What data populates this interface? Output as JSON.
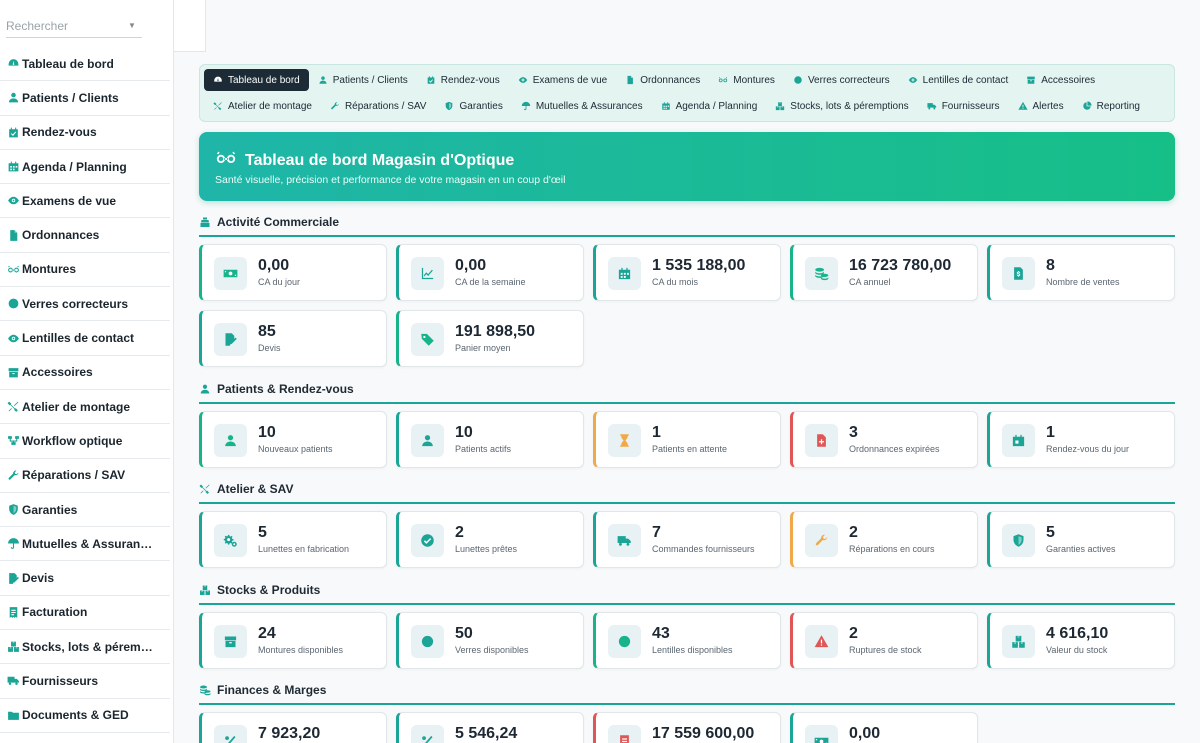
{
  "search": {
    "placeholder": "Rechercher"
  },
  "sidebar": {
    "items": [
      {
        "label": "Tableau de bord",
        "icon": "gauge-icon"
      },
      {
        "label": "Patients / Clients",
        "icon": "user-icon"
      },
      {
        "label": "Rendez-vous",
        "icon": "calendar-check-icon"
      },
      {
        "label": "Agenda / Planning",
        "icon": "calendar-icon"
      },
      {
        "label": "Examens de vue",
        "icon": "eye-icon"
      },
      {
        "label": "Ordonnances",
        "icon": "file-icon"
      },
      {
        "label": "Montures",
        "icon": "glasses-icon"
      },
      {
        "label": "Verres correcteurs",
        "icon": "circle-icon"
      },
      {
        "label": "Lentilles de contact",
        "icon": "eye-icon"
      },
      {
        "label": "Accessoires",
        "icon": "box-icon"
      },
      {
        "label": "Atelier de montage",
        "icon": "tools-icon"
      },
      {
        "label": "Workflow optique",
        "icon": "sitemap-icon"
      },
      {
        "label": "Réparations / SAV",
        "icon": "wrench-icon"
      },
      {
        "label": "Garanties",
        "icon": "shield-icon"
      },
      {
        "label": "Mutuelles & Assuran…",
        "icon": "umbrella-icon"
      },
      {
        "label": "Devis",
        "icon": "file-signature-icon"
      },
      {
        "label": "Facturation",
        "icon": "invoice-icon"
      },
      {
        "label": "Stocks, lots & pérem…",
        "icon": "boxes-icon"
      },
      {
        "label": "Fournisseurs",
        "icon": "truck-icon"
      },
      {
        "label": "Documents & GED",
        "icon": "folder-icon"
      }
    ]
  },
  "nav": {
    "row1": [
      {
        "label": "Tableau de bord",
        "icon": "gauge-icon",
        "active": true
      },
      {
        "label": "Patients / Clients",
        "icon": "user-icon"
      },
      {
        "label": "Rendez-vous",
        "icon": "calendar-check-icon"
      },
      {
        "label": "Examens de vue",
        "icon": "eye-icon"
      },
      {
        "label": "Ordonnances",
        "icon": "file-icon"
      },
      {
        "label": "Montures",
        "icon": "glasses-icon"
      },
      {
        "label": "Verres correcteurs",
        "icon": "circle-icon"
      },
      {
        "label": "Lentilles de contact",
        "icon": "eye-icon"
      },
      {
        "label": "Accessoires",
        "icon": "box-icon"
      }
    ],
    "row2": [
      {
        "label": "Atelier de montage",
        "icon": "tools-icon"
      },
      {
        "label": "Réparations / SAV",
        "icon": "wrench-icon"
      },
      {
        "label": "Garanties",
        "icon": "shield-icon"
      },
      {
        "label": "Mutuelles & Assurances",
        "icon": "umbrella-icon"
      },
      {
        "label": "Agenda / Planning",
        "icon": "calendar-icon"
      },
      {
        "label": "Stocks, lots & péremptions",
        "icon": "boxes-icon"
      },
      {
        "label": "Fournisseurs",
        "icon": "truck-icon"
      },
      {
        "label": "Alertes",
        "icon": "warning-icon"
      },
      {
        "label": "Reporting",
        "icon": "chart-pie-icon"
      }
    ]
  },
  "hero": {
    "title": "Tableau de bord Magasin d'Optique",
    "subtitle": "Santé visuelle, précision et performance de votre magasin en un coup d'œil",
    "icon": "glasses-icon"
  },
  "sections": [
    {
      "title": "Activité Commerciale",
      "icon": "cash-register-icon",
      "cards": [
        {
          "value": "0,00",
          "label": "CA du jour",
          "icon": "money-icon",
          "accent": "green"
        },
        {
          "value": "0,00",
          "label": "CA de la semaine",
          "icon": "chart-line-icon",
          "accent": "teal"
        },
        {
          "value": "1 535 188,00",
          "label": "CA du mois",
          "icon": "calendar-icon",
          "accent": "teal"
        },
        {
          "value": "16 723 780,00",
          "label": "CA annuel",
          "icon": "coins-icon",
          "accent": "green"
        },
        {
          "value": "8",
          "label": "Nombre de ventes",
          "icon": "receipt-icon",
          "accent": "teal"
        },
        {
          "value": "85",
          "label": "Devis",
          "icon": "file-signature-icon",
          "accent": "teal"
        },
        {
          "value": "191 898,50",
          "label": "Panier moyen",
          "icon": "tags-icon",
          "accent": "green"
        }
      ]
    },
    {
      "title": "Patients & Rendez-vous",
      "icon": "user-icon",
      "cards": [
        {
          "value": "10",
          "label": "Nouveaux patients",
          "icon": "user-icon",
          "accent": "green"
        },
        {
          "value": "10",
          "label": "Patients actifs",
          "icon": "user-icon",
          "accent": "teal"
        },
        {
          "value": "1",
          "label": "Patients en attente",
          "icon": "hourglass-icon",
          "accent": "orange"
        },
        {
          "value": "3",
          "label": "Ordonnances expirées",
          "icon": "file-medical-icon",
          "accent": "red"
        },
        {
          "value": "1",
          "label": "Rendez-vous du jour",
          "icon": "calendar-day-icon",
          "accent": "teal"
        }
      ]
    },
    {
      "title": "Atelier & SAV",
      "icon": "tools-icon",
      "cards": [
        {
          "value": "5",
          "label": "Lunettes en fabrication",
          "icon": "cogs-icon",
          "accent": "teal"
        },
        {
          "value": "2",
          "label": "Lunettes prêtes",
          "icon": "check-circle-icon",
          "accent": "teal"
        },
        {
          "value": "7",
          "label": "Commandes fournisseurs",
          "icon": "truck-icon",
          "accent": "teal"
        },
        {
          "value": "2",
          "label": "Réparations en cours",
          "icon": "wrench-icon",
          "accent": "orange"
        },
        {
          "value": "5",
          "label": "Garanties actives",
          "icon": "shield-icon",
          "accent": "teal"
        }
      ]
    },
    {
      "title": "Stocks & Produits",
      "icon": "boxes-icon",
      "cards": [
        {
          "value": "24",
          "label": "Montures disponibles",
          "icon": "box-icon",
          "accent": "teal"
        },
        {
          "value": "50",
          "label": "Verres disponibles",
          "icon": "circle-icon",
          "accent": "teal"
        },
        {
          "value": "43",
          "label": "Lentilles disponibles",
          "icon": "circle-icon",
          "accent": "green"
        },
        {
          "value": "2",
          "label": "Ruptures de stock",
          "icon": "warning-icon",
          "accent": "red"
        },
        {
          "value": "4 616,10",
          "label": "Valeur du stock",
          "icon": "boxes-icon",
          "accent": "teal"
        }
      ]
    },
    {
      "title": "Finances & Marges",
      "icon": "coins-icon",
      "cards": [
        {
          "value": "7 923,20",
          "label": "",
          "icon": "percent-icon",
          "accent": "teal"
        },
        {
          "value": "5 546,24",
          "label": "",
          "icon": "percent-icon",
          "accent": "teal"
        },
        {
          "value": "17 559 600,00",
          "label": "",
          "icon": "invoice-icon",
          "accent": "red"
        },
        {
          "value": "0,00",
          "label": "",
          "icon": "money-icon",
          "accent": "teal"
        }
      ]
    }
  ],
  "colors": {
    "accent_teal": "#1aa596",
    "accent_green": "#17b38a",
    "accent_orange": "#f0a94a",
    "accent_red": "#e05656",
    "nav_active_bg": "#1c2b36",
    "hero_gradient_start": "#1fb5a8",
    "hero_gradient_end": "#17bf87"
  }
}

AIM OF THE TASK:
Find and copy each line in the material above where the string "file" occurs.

FINAL ANSWER:
        "icon": "file-icon"
        "icon": "file-signature-icon"
        "icon": "file-icon"
          "icon": "file-signature-icon",
          "icon": "file-medical-icon",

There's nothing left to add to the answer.